BMR- Basal Metabolic Rate is the minimum number of calories a body needs to stay alive. It’s different for everyone.
Factors like age, weight, heredity, body fat percentage and gender are all affecting factors.
Perhaps you have heard the term basal metabolic rate (BMR) and wondered what it means. BMR is the number of calories minimum that the body needs simply to keep stay alive. For example, the BMR is the number of calories a body would need to spend 24 hours asleep in bed. This number will depend on many things and will determine weight along with diet and level of exercise.
The BMR includes the number of calories used for activities like breathing, to maintain the heat pumping, brain function, temperature stabilization and other functions that occur in the body while asleep. The calories burned when awake and moving are not included in the BMR.
Factors that affect BMR include genetics, age, weight, gender, external temperature, internal temperature, body surface area, body fat percentage and others. Genetics will affect BMR because the initial metabolic set point is determined by genetics. Some people will have a BMR that is set higher than others, naturally.
Age comes into play with BMR because it slows at roughly 2 percent every 10 years after the age of 20.
If you are a woman, you will naturally have a lower BMR than a man because men usually have a lower percentage of body fat and a higher percentage of muscle, meaning that men require a higher metabolism to maintain this muscle.
The external temperature can be responsible for raising BMR. If the weather is cold, the body must create more heat to keep warm. Anything that affects body temperature and tries to raise or lower it will cause the BMR to increase in order to counteract this effect.
Body surface area is also relevant to BMR. Height and weight help determine BMR. The higher body surface area is, the higher the BMR.
Body fat percentage also affects BMR. The higher the body fat percentage the lower the BMR. Lean muscle raises BMR and body fat lowers it.

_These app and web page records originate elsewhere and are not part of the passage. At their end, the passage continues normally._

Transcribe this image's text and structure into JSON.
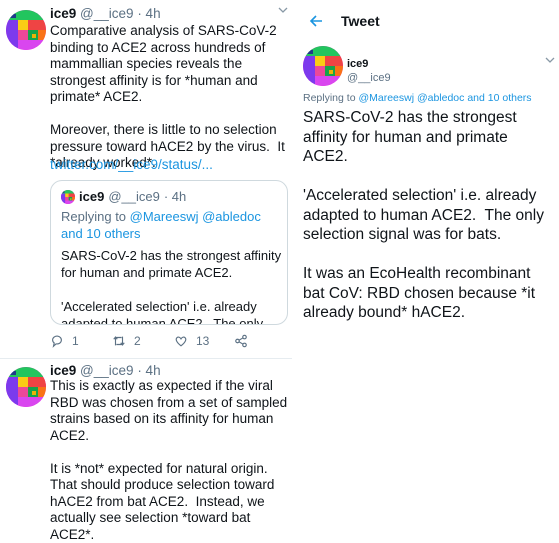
{
  "colors": {
    "accent": "#1b95e0",
    "muted": "#5b7083",
    "text": "#0f1419",
    "border": "#cfd9de"
  },
  "tweet1": {
    "name": "ice9",
    "handle": "@__ice9",
    "time": "· 4h",
    "text": "Comparative analysis of SARS-CoV-2 binding to ACE2 across hundreds of mammallian species reveals the strongest affinity is for *human and primate* ACE2.\n\nMoreover, there is little to no selection pressure toward hACE2 by the virus.  It *already worked*.",
    "link": "twitter.com/__ice9/status/...",
    "quote": {
      "name": "ice9",
      "handle": "@__ice9",
      "time": "· 4h",
      "reply_prefix": "Replying to ",
      "reply_mentions": "@Mareeswj @abledoc",
      "reply_suffix": " and 10 others",
      "text": "SARS-CoV-2 has the strongest affinity for human and primate ACE2.\n\n'Accelerated selection' i.e. already adapted to human ACE2.  The only selec..."
    },
    "actions": {
      "replies": "1",
      "retweets": "2",
      "likes": "13"
    }
  },
  "tweet2": {
    "name": "ice9",
    "handle": "@__ice9",
    "time": "· 4h",
    "text": "This is exactly as expected if the viral RBD was chosen from a set of sampled strains based on its affinity for human ACE2.\n\nIt is *not* expected for natural origin.  That should produce selection toward hACE2 from bat ACE2.  Instead, we actually see selection *toward bat ACE2*."
  },
  "detail": {
    "title": "Tweet",
    "name": "ice9",
    "handle": "@__ice9",
    "reply_prefix": "Replying to ",
    "reply_mentions": "@Mareeswj @abledoc",
    "reply_suffix": " and 10 others",
    "text": "SARS-CoV-2 has the strongest affinity for human and primate ACE2.\n\n'Accelerated selection' i.e. already adapted to human ACE2.  The only selection signal was for bats.\n\nIt was an EcoHealth recombinant bat CoV: RBD chosen because *it already bound* hACE2."
  }
}
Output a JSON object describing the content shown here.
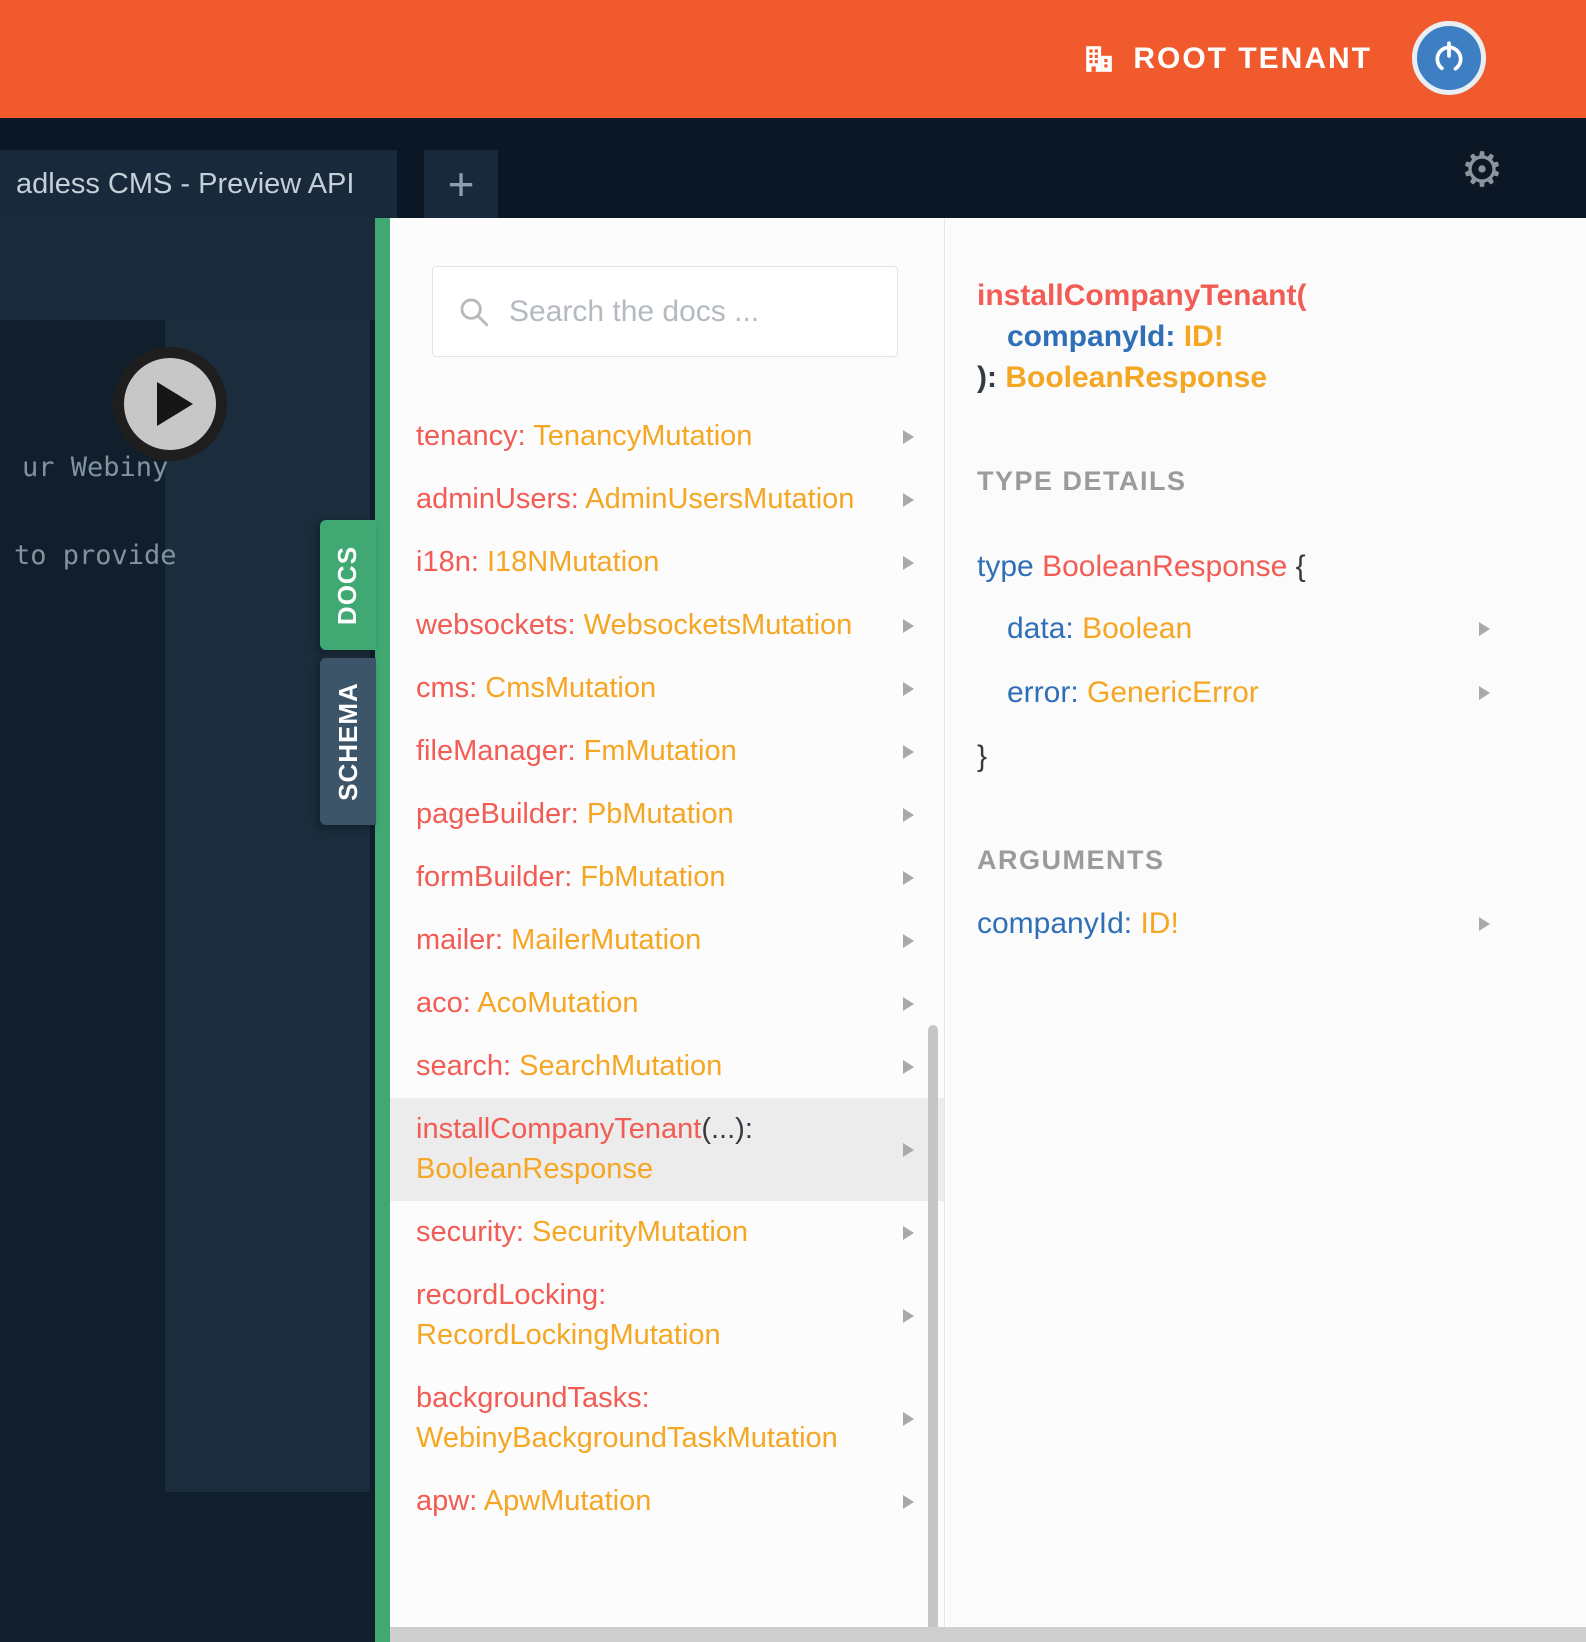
{
  "colors": {
    "accent_orange": "#f05a2c",
    "docs_green": "#3fa873",
    "schema_slate": "#3d5569",
    "field_red": "#f25c54",
    "type_orange": "#f5a623",
    "keyword_blue": "#2e6fb7"
  },
  "icons": {
    "gear_glyph": "⚙",
    "add_tab_glyph": "+"
  },
  "header": {
    "tenant_label": "ROOT TENANT"
  },
  "tabbar": {
    "tab_title": "adless CMS - Preview API"
  },
  "editor": {
    "line1": "ur Webiny",
    "line2": "to provide"
  },
  "side_tabs": {
    "docs": "DOCS",
    "schema": "SCHEMA"
  },
  "docs": {
    "search_placeholder": "Search the docs ...",
    "items": [
      {
        "name": "tenancy:",
        "type": "TenancyMutation"
      },
      {
        "name": "adminUsers:",
        "type": "AdminUsersMutation"
      },
      {
        "name": "i18n:",
        "type": "I18NMutation"
      },
      {
        "name": "websockets:",
        "type": "WebsocketsMutation"
      },
      {
        "name": "cms:",
        "type": "CmsMutation"
      },
      {
        "name": "fileManager:",
        "type": "FmMutation"
      },
      {
        "name": "pageBuilder:",
        "type": "PbMutation"
      },
      {
        "name": "formBuilder:",
        "type": "FbMutation"
      },
      {
        "name": "mailer:",
        "type": "MailerMutation"
      },
      {
        "name": "aco:",
        "type": "AcoMutation"
      },
      {
        "name": "search:",
        "type": "SearchMutation"
      },
      {
        "name": "installCompanyTenant",
        "paren": "(...):",
        "type": "BooleanResponse"
      },
      {
        "name": "security:",
        "type": "SecurityMutation"
      },
      {
        "name": "recordLocking:",
        "type": "RecordLockingMutation"
      },
      {
        "name": "backgroundTasks:",
        "type": "WebinyBackgroundTaskMutation"
      },
      {
        "name": "apw:",
        "type": "ApwMutation"
      }
    ]
  },
  "detail": {
    "signature": {
      "name": "installCompanyTenant(",
      "arg_name": "companyId:",
      "arg_type": "ID!",
      "close": "):",
      "return_type": "BooleanResponse"
    },
    "type_details_heading": "TYPE DETAILS",
    "type_keyword": "type",
    "type_name": "BooleanResponse",
    "open_brace": "{",
    "fields": [
      {
        "name": "data:",
        "type": "Boolean"
      },
      {
        "name": "error:",
        "type": "GenericError"
      }
    ],
    "close_brace": "}",
    "arguments_heading": "ARGUMENTS",
    "argument": {
      "name": "companyId:",
      "type": "ID!"
    }
  }
}
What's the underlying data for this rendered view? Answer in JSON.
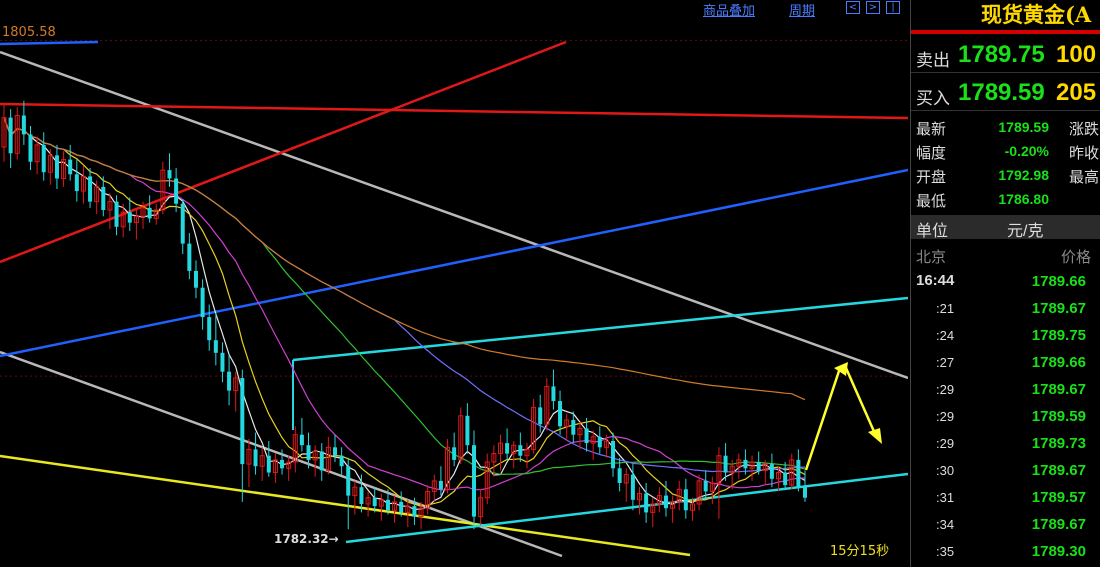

Certain glands in the body are responsible for regulating and setting BMR, including the thyroid and adrenal glands. Your thyroid gland releases a chemical called Thyroxin, which is responsible for increasing BMR the more of this chemical that is released, the higher the BMR.
The information supplied in this article is not to be considered as medical advice and is for educational purposes only.